Climate change: Tackling increasing lightning strikes
- Odisha has the most lightning activity but West Bengal has the highest lightning density, explains the report.
Lightning kills more people than cyclones in India, says the Earth Networks India Lightning Report, 2019. And it could increase as much as 12% with every 1 degree increase in global warming. According to Science News, increased lightning in the Arctic is an outcome of climate change. Well, now we’re in the peak lightning season in India- from June to September-with peaks in these two months. I looked at the maps in the report: Clearly, states of the Eastern Coast, Jharkhand and Meghalaya are the most vulnerable. Odisha has the most lightning activity but West Bengal has the highest lightning density, explains the report.
Some aspects of lightning are noteworthy. For example, India Climate Dialogue reports lightning strikes farmers in the field as they toil. One reason is the warnings don’t reach the hyper-local level. Another fact is taking shelter under a tree is very unsafe. Using wired equipment can also enhance the risk during lightning. So if you must, use only battery operated devices, says the Government of Canada. And touch nothing metallic, even indoors.
What are we doing about this climate change-driven phenomenon? Ensuring timely information to the last farmer is obvious as is wider education. So are ‘safe structures’ in the most vulnerable districts, for protection against a range of events - lightning, intense rain, heat and other events that don’t require evacuation. Where viable, homes can include lightning rods or be retrofitted for safety.

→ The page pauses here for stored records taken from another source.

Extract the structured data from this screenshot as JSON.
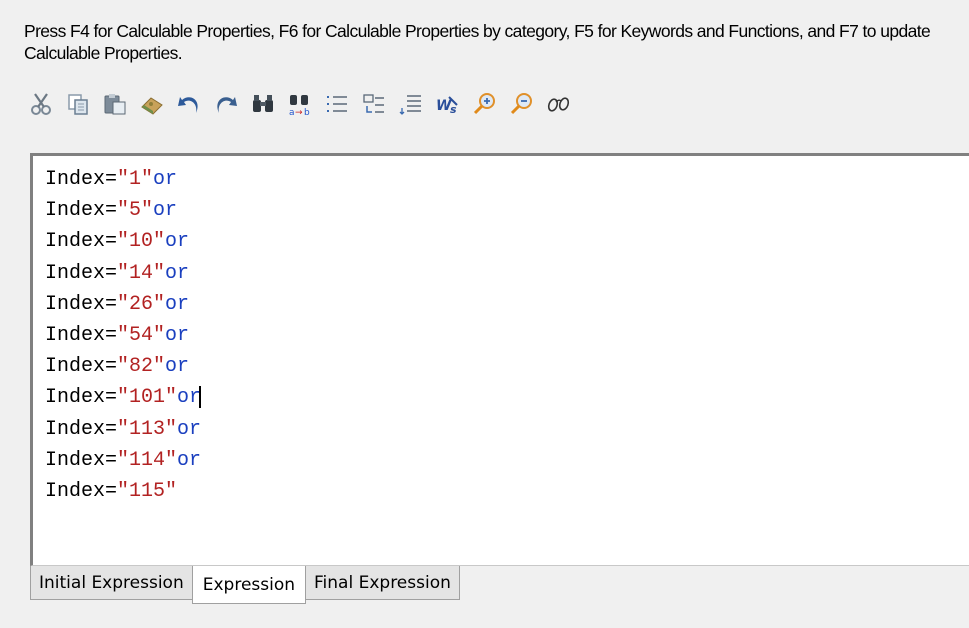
{
  "hint_text": "Press F4 for Calculable Properties, F6 for Calculable Properties by category, F5 for Keywords and Functions, and F7 to update Calculable Properties.",
  "toolbar": [
    {
      "name": "cut-icon",
      "label": "Cut"
    },
    {
      "name": "copy-icon",
      "label": "Copy"
    },
    {
      "name": "paste-icon",
      "label": "Paste"
    },
    {
      "name": "eraser-icon",
      "label": "Clear"
    },
    {
      "name": "undo-icon",
      "label": "Undo"
    },
    {
      "name": "redo-icon",
      "label": "Redo"
    },
    {
      "name": "find-icon",
      "label": "Find"
    },
    {
      "name": "replace-icon",
      "label": "Replace"
    },
    {
      "name": "indent-list-icon",
      "label": "Indent"
    },
    {
      "name": "outdent-list-icon",
      "label": "Outdent"
    },
    {
      "name": "line-numbers-icon",
      "label": "Line numbers"
    },
    {
      "name": "word-wrap-icon",
      "label": "Word wrap"
    },
    {
      "name": "zoom-in-icon",
      "label": "Zoom in"
    },
    {
      "name": "zoom-out-icon",
      "label": "Zoom out"
    },
    {
      "name": "glasses-icon",
      "label": "View"
    }
  ],
  "colors": {
    "string": "#b22222",
    "keyword": "#1a3fbf",
    "text": "#000000"
  },
  "expression_lines": [
    {
      "field": "Index",
      "op": "=",
      "value": "\"1\"",
      "suffix": "or"
    },
    {
      "field": "Index",
      "op": "=",
      "value": "\"5\"",
      "suffix": "or"
    },
    {
      "field": "Index",
      "op": "=",
      "value": "\"10\"",
      "suffix": "or"
    },
    {
      "field": "Index",
      "op": "=",
      "value": "\"14\"",
      "suffix": "or"
    },
    {
      "field": "Index",
      "op": "=",
      "value": "\"26\"",
      "suffix": "or"
    },
    {
      "field": "Index",
      "op": "=",
      "value": "\"54\"",
      "suffix": "or"
    },
    {
      "field": "Index",
      "op": "=",
      "value": "\"82\"",
      "suffix": "or"
    },
    {
      "field": "Index",
      "op": "=",
      "value": "\"101\"",
      "suffix": "or"
    },
    {
      "field": "Index",
      "op": "=",
      "value": "\"113\"",
      "suffix": "or"
    },
    {
      "field": "Index",
      "op": "=",
      "value": "\"114\"",
      "suffix": "or"
    },
    {
      "field": "Index",
      "op": "=",
      "value": "\"115\"",
      "suffix": ""
    }
  ],
  "caret_line": 7,
  "tabs": [
    {
      "label": "Initial Expression",
      "active": false
    },
    {
      "label": "Expression",
      "active": true
    },
    {
      "label": "Final Expression",
      "active": false
    }
  ]
}
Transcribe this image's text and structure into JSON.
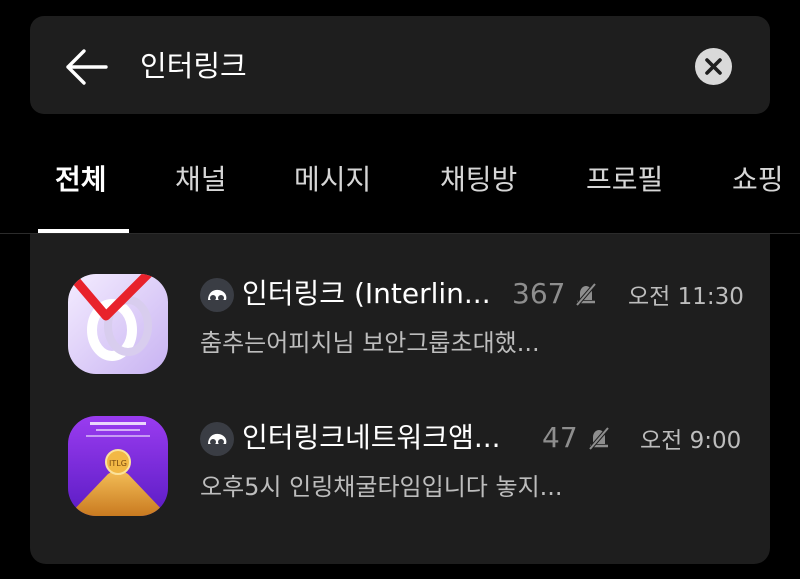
{
  "search": {
    "query": "인터링크"
  },
  "tabs": [
    {
      "label": "전체",
      "active": true
    },
    {
      "label": "채널",
      "active": false
    },
    {
      "label": "메시지",
      "active": false
    },
    {
      "label": "채팅방",
      "active": false
    },
    {
      "label": "프로필",
      "active": false
    },
    {
      "label": "쇼핑",
      "active": false
    }
  ],
  "results": [
    {
      "title": "인터링크 (Interlin...",
      "member_count": "367",
      "muted": true,
      "time": "오전 11:30",
      "preview": "춤추는어피치님 보안그룹초대했..."
    },
    {
      "title": "인터링크네트워크앰...",
      "member_count": "47",
      "muted": true,
      "time": "오전 9:00",
      "preview": "오후5시 인링채굴타임입니다 놓지...",
      "thumb_text": "ITLG"
    }
  ],
  "colors": {
    "background": "#000000",
    "panel": "#1e1e1e",
    "checkmark": "#e8222b",
    "thumb2_purple": "#7a2bd6",
    "thumb2_gold": "#e7a23a"
  }
}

Climate change is throwing new challenges at India. We need to address them rapidly and nimbly.
(The writer is Founder and Director Chintan Environmental Research and Action Group)